I only visited a few JSM sessions today, as I’ve been focused on preparing for my own talk tomorrow morning. However, I went to several talks in a row which all had a common problem that made me cringe: graphics where the fonts (titles, axes, labels) are too small to read.
Dear colleagues: if we’re going to the effort of analyzing our data carefully, and creating a lovely graph in R or otherwise to convey our results in a slideshow, let’s PLEASE save our graphs in a way that the text is legible on the slides! If the audience has to strain to read your graphics, it’s no easier to digest than a slide with dense equations or massive tables of numbers.
For those of us working in R, here are some very quick suggestions that would help me focus on the content of your graphics, not on how hard I’m squinting to read them.
- Instead of clicking “Save as” or “Copy to clipboard” to get your graph into your slides, use functions like
png("mygraph.png", pointsize=18)should do nicely. (Use
png, then the commands for making your plot, then call
dev.off()at the end so R knows you’re done plotting.
- While we’re at it, consider whether you really need a legend for your scatterplots or line plots. If your lines or your point-clusters are well separated, it’ll be much easier to read the graph if you just put labels next to each line or cluster, rather than forcing readers’ eyes to keep jumping from the main graph to the legend and back.

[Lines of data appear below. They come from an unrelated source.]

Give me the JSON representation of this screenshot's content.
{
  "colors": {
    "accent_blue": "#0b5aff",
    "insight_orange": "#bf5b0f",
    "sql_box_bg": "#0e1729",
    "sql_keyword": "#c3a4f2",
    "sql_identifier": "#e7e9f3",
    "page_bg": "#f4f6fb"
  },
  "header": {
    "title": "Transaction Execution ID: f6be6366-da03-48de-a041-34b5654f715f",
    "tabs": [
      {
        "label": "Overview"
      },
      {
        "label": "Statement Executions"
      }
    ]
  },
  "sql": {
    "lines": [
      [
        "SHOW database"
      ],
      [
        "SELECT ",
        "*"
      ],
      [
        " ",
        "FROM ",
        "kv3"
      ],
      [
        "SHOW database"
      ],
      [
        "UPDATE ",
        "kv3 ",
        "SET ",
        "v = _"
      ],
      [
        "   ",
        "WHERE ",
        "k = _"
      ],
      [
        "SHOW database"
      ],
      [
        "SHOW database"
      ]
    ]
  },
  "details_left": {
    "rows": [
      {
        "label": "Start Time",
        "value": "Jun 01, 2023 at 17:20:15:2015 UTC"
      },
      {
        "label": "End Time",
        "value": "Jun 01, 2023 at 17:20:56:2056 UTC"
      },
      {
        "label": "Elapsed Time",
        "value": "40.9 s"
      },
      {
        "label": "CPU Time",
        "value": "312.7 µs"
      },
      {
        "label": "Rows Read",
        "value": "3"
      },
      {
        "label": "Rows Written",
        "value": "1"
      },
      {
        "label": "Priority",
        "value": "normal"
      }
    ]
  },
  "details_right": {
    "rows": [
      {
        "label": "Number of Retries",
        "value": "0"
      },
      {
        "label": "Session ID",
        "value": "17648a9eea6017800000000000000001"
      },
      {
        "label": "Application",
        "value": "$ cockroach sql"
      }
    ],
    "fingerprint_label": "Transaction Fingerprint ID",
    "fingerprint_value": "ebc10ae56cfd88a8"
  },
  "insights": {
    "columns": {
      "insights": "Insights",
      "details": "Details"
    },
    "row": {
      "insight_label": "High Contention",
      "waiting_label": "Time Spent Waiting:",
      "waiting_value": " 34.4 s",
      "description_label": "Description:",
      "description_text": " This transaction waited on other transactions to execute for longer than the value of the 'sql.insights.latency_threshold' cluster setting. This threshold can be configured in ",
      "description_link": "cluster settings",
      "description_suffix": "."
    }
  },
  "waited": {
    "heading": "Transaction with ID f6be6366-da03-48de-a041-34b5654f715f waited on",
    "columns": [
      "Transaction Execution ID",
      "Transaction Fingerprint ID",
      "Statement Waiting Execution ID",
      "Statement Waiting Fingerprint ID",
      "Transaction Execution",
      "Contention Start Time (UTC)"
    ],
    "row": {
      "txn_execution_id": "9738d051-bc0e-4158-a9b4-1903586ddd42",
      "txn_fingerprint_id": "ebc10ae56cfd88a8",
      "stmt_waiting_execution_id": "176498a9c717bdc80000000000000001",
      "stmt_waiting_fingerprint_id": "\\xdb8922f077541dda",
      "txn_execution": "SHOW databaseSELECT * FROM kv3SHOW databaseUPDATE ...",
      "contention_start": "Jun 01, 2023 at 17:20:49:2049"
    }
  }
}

- Finally, take a few seconds to choose a colorblind-safe palette. Red-green colorblindness is common enough, but unfortunately R’s first color defaults (after black) are red and green… Use the
RColorBrewerpackage’s Dark2 palette, or check out other options on the Color Brewer website.
If any of that’s unclear, here’s a quick example, using the trusty old iris data:
# Set up a colorblind-safe palette with three colors library(RColorBrewer) iriscolors = brewer.pal(3, "Dark2") # Find the means of each cluster irismeans = aggregate(iris[3:4], by=iris, FUN=mean) # Create the plot with a larger point size png("LegibleGood.png", pointsize=18) # Use pch=20 so dots are filled, not hollow plot(iris[3:4], col=iriscolors[unclass(iris$Species)], main="Iris Data", pch=20) # Label the clusters near their means # (adjusted manually so labels do not overlap points) text(irismeans[,2]+c(1,1,-1), irismeans[,3]+c(0,-.2,.2), irismeans[,1]) dev.off()
Let me know if there’s anything unclear in the example above, or if you have a better way to do this or any other advice to offer.
For more suggestions on preparing good presentations, see also:
- Cosma Shalizi’s guidance on academic talks
- Clay Johnson’s advice on preparing for a talk
- the American Statistical Association’s guidelines for effective presentations
- Dianne Cook and Rob Hyndman‘s advice for useR conference talks